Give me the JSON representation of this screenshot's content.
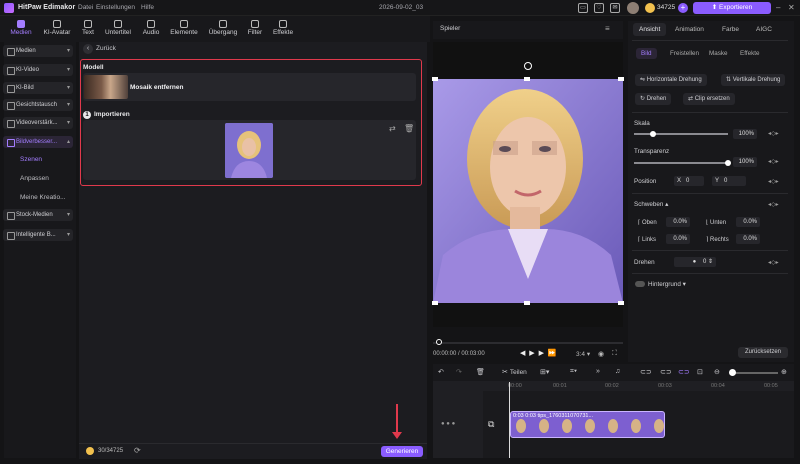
{
  "app": {
    "name": "HitPaw Edimakor",
    "menu": [
      "Datei",
      "Einstellungen",
      "Hilfe"
    ],
    "project": "2026-09-02_03",
    "credits": "34725",
    "export_label": "Exportieren"
  },
  "toolbar": [
    {
      "label": "Medien",
      "active": true
    },
    {
      "label": "KI-Avatar"
    },
    {
      "label": "Text"
    },
    {
      "label": "Untertitel"
    },
    {
      "label": "Audio"
    },
    {
      "label": "Elemente"
    },
    {
      "label": "Übergang"
    },
    {
      "label": "Filter"
    },
    {
      "label": "Effekte"
    }
  ],
  "sidebar": {
    "items": [
      "Medien",
      "KI-Video",
      "KI-Bild",
      "Gesichtstausch",
      "Videoverstärk...",
      "Bildverbesser...",
      "Stock-Medien",
      "Intelligente B..."
    ],
    "subitems": [
      "Szenen",
      "Anpassen",
      "Meine Kreatio..."
    ]
  },
  "panel": {
    "back": "Zurück",
    "model_label": "Modell",
    "model_name": "Mosaik entfernen",
    "import_num": "1",
    "import_label": "Importieren",
    "gen_credits": "30/34725",
    "generate": "Generieren"
  },
  "player": {
    "title": "Spieler",
    "time": "00:00:00 / 00:03:00",
    "ratio": "3:4"
  },
  "right": {
    "tabs": [
      "Ansicht",
      "Animation",
      "Farbe",
      "AIGC"
    ],
    "subtabs": [
      "Bild",
      "Freistellen",
      "Maske",
      "Effekte"
    ],
    "flip_h": "Horizontale Drehung",
    "flip_v": "Vertikale Drehung",
    "rotate": "Drehen",
    "replace": "Clip ersetzen",
    "scale_label": "Skala",
    "scale_value": "100%",
    "scale_level": 1.0,
    "opacity_label": "Transparenz",
    "opacity_value": "100%",
    "opacity_level": 1.0,
    "position_label": "Position",
    "pos_x_label": "X",
    "pos_x": "0",
    "pos_y_label": "Y",
    "pos_y": "0",
    "blend_label": "Schweben",
    "edges": [
      {
        "label": "Oben",
        "value": "0.0%"
      },
      {
        "label": "Unten",
        "value": "0.0%"
      },
      {
        "label": "Links",
        "value": "0.0%"
      },
      {
        "label": "Rechts",
        "value": "0.0%"
      }
    ],
    "rotate_label": "Drehen",
    "rotate_value": "0",
    "background_label": "Hintergrund",
    "reset": "Zurücksetzen"
  },
  "timeline": {
    "split": "Teilen",
    "ruler": [
      "00:00",
      "00:01",
      "00:02",
      "00:03",
      "00:04",
      "00:05"
    ],
    "clip_label": "0:03  0:03 tips_1760311070731..."
  }
}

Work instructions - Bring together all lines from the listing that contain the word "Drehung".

Result of the task -
    "flip_h": "Horizontale Drehung",
    "flip_v": "Vertikale Drehung",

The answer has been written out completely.